But I have to say congratulations to the two players on this year's team:
Orlando Hudson, who is probably playing elsewhere next year.
And Matt Kemp, who has very few cards picturing him fielding. Fortunately, I have this Capewood's Collection card sent to me by Cliff.
Now, normally, I wouldn't care about the Gold Glove Awards, which is one of the emptiest awards of the postseason, often going to a player based on past performance or even offensive performance. But I don't expect the Dodgers to win any other postseason awards, so I'll celebrate the few winners that they have.
Speaking of winners, you may remember that I was holding a contest in celebration of my 700th post. And it's time to reveal the winner.
The key to winning was to answer the following question:
There are three friends in my childhood that were key card trading partners with me. What are their first names?
The more names you got correct, the better your chances of winning. And in case of a tie, I would use the always trusty randomizing method to determine a winner.
Well, we did have a tie.
For a long time, I didn't think there would be a tie. That's because so many entrants guessed one name correctly -- and it wasn't always the same name -- that I thought surely someone would guess at least two correctly. But I waited and waited and waited, and no one could put two of the names together. Over and over, someone would guess one of them but not the others.

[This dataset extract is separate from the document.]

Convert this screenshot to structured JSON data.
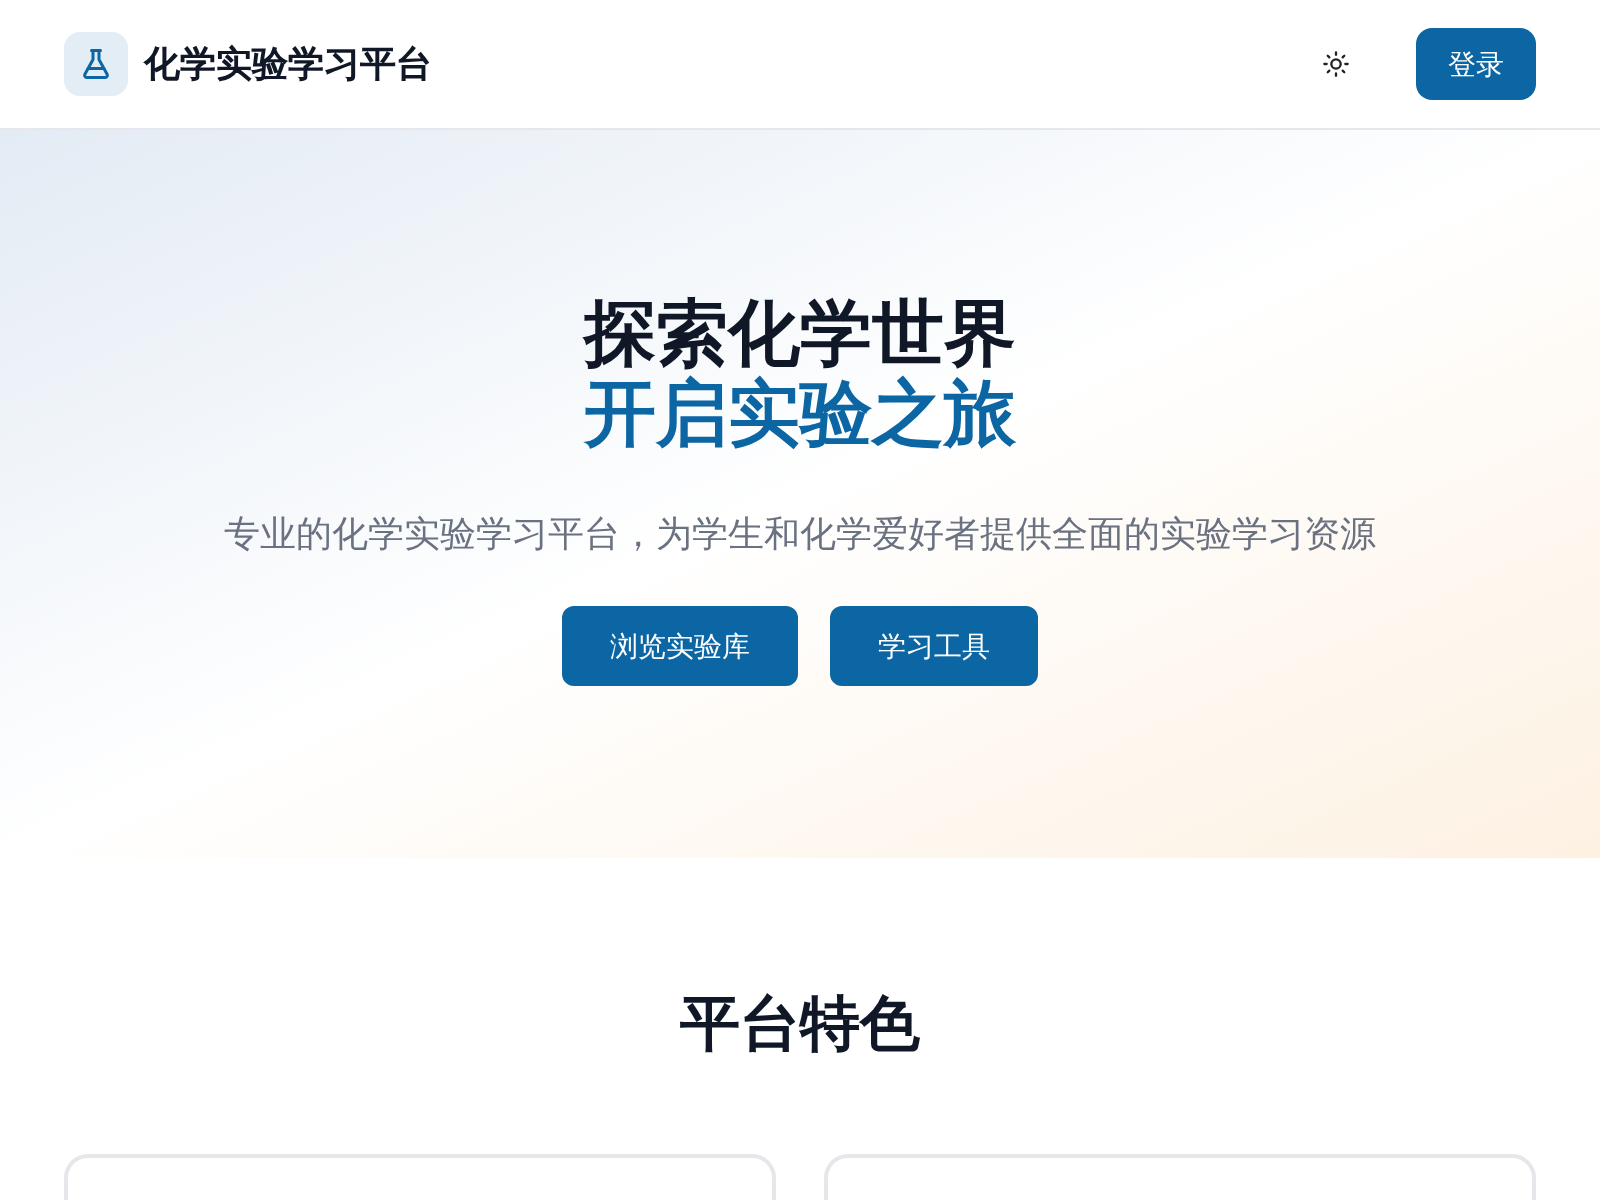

Also, several folks went to my post that I wrote about my sixth-grade class and the trading partners I had there. One of the people in my class was indeed one of the answers. But the others weren't. The other two correct names were much more key to my trading development than those sixth graders. In other words, they came along before I hit sixth grade.
I gave you a couple of hints. One was a boy who I had mentioned several times before. The other was a girl that I had also mentioned briefly. The other was a boy who had a name that could also be a girl's name.
Here are the correct answers:
Mario, Jennifer and Jamie.
Twelve of you guessed at least one of those names. Six guessed Mario. Three guessed Jennifer (I allowed Jenny, although we never called her that). Three guessed Jamie.
So, that means 12 people tied for first place. Here are the 12:
2. White Sox Cards
3. Roof God
9. Anthony K.
So, I hit random.org and randomized the names. And then I tried and tried and tried to get a screen capture of the results. But I'm computer inept, and could not get an image. You've never seen anyone press the command/shift/3 keys so many times. Trust me.
And that's what you're going to have to do when I reveal the results here, using my humble typing skills. I wrote down the randomized results generated by random.org and then retyped them thusly:
5. White Sox Cards
7. Anthony K.
10. Roof God
And that means the winner is:
Congrats, Zach. You win the following two cards:
Plus, a few dollar bags of cards from the 1990s from my favorite dollar store, and a nice stack of players from your favorite team, which I know is the Royals. (You have no idea how glad I am that it's not the Mets or Indians).
Thanks everyone for playing. And congratulations again to Zach.